Alright, now look at my B in English II; a class that increased the clarity of my writing as my vocabulary drastically improved. Since the teacher was also teaching AP English III, she sometimes approached our class like an AP, which in turn, allowed me to mature my thoughts onto a high school scale. Considering how much of a constant writing is in our lives, I’ve been able to communicate as a more adept person in society since completing the course.

Frankly, I believe the value of our education should be based off how we progress society forward. Take Marie Curie for example; she went against the grain of the construct of society as she used stepped free from the norm. Not only was she a complete bad-ass of her time, but she also won various Noble Prizes for her contribution to the physical sciences—a first for a woman at the time.

The point of this blog is to show to you; the chancellors of my potential educational future, who I am and where my thoughts stand as I develop as both a student and a member of society.

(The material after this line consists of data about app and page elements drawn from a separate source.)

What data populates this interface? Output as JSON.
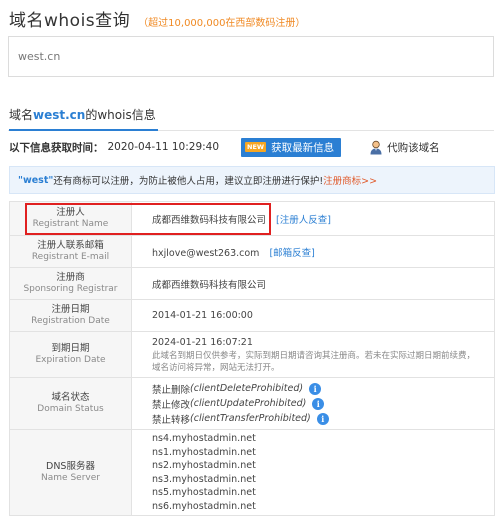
{
  "header": {
    "title": "域名whois查询",
    "note": "（超过10,000,000在西部数码注册）"
  },
  "search": {
    "value": "west.cn"
  },
  "tab": {
    "prefix": "域名",
    "domain": "west.cn",
    "suffix": "的whois信息"
  },
  "info_bar": {
    "label": "以下信息获取时间：",
    "timestamp": "2020-04-11 10:29:40",
    "new_badge": "NEW",
    "refresh_label": "获取最新信息",
    "buy_label": "代购该域名"
  },
  "notice": {
    "quoted": "\"west\"",
    "text": " 还有商标可以注册，为防止被他人占用，建议立即注册进行保护!",
    "link": "注册商标>>"
  },
  "rows": {
    "registrant": {
      "cn": "注册人",
      "en": "Registrant Name",
      "value": "成都西维数码科技有限公司",
      "link": "[注册人反查]"
    },
    "email": {
      "cn": "注册人联系邮箱",
      "en": "Registrant E-mail",
      "value": "hxjlove@west263.com",
      "link": "[邮箱反查]"
    },
    "registrar": {
      "cn": "注册商",
      "en": "Sponsoring Registrar",
      "value": "成都西维数码科技有限公司"
    },
    "reg_date": {
      "cn": "注册日期",
      "en": "Registration Date",
      "value": "2014-01-21 16:00:00"
    },
    "exp_date": {
      "cn": "到期日期",
      "en": "Expiration Date",
      "value": "2024-01-21 16:07:21",
      "note1": "此域名到期日仅供参考，实际到期日期请咨询其注册商。若未在实际过期日期前续费，",
      "note2": "域名访问将异常，网站无法打开。"
    },
    "status": {
      "cn": "域名状态",
      "en": "Domain Status",
      "items": [
        {
          "cn": "禁止删除",
          "code": "(clientDeleteProhibited)"
        },
        {
          "cn": "禁止修改",
          "code": "(clientUpdateProhibited)"
        },
        {
          "cn": "禁止转移",
          "code": "(clientTransferProhibited)"
        }
      ]
    },
    "dns": {
      "cn": "DNS服务器",
      "en": "Name Server",
      "servers": [
        "ns4.myhostadmin.net",
        "ns1.myhostadmin.net",
        "ns2.myhostadmin.net",
        "ns3.myhostadmin.net",
        "ns5.myhostadmin.net",
        "ns6.myhostadmin.net"
      ]
    }
  },
  "colors": {
    "accent": "#2b7fd3",
    "orange": "#f08a24",
    "highlight": "#e02020"
  }
}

As everyone else submits their transcripts trying to impress you with an impressive list of extracurriculars, APs, high SAT scores, and applications hoping to win your praise; I want to be as raw as I am real in life in hopes of proving that I may in fact be suited for your campus.

Best wishes,

Haley